time and place written · 1847, London
narrator · Jane Eyre
climax · The novel’s climax comes after Jane receives her second marriage proposal of the novel—this time from St. John Rivers, who asks Jane to accompany him to India as his wife and fellow missionary. Jane considers the proposal, even though she knows that marrying St. John would mean the death of her emotional life. She is on the verge of accepting when she hears Rochester’s voice supernaturally calling her name from across the heath and knows that she must return to him. She can retain her dignity in doing so because she has proven to herself that she is not a slave to passion.
protagonist · Jane Eyre
antagonist · Jane meets with a series of forces that threaten her liberty, integrity, and happiness. Characters embodying these forces are: Aunt Reed, Mr. Brocklehurst, Bertha Mason, Mr. Rochester (in that he urges Jane to ignore her conscience and surrender to passion), and St. John Rivers (in his urging of the opposite extreme). The three men also represent the notion of an oppressive patriarchy. Blanche Ingram, who initially stands in the way of Jane’s relations with Rochester, also embodies the notion of a rigid class system—another force keeping Jane from fulfilling her hopes.
setting (time) · Early decades of the nineteenth century.

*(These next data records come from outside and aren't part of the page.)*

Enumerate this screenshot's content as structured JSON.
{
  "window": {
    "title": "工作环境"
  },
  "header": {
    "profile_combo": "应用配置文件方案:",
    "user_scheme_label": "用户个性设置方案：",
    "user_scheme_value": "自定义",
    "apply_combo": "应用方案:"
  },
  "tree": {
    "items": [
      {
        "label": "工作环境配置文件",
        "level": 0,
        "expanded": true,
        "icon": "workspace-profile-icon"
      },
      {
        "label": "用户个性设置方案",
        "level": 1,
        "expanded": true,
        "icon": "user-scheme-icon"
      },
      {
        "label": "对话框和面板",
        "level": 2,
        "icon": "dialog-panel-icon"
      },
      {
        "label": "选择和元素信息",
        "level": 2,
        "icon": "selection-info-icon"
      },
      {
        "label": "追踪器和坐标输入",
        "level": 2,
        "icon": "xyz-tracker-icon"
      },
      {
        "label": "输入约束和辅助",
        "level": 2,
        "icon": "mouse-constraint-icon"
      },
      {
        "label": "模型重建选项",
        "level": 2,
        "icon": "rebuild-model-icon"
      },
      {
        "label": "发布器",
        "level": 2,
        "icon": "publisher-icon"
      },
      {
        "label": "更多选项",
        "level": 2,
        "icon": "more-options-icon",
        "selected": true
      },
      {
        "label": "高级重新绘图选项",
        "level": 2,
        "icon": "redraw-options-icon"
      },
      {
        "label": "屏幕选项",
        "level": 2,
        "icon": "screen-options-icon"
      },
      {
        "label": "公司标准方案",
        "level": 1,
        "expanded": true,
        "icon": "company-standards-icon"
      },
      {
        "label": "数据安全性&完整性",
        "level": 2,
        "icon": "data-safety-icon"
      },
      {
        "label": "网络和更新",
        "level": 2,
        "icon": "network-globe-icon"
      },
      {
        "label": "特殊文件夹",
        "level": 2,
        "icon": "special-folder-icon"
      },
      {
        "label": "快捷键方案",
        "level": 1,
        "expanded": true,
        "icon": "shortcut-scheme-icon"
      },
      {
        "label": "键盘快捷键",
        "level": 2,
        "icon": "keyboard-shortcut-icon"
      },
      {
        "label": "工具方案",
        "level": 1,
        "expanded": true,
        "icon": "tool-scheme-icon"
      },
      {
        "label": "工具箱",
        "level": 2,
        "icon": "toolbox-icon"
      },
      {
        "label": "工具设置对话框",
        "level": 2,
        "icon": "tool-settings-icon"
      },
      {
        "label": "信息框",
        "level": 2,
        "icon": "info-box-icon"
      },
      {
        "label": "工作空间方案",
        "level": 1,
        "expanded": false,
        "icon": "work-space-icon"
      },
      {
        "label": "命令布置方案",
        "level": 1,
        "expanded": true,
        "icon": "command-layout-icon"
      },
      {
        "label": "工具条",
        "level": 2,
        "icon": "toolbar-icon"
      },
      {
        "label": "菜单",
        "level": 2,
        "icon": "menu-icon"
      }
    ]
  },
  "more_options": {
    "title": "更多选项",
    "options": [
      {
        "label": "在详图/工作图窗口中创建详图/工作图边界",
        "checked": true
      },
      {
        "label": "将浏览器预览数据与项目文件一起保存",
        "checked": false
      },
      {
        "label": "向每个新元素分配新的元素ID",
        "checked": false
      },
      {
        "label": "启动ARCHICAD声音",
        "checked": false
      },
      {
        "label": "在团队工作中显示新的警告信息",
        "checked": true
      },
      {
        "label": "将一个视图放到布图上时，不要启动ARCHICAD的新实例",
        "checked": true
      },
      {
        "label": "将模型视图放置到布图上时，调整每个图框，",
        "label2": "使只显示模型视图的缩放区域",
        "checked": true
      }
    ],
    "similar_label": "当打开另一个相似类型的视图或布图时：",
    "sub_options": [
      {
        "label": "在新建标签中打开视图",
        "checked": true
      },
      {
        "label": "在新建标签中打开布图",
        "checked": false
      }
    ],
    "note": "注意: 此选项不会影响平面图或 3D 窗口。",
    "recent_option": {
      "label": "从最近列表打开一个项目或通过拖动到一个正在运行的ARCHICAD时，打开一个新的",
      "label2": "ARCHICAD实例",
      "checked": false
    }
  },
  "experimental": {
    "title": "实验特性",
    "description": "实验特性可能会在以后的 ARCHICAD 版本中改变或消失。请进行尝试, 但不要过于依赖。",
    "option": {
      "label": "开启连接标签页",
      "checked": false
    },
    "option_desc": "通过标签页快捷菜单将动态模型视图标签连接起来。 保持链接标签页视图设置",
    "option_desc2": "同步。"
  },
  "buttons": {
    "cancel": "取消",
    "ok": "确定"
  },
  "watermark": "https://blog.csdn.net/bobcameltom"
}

setting (place) · The novel is structured around five separate locations, all supposedly in northern England: the Reed family’s home at Gateshead, the wretched Lowood School, Rochester’s manor house Thornfield, the Rivers family’s home at Moor House, and Rochester’s rural retreat at Ferndean.
point of view · All of the events are told from Jane’s point of view. Sometimes she narrates the events as she experienced them at the time, while at other times she focuses on her retrospective understanding of the events.
tense · Past-tense; Jane Eyre tells her story ten years after the last event in the novel, her arrival at Ferndean.
tone · Jane Eyre’s tone is both Gothic and romantic, often conjuring an atmosphere of mystery, secrecy, or even horror. Despite these Gothic elements, Jane’s personality is friendly and the tone is also affectionate and confessional. Her unflagging spirit and opinionated nature further infuse the book with high energy and add a philosophical and political flavor.
themes · Love versus autonomy; religion; social class; gender relations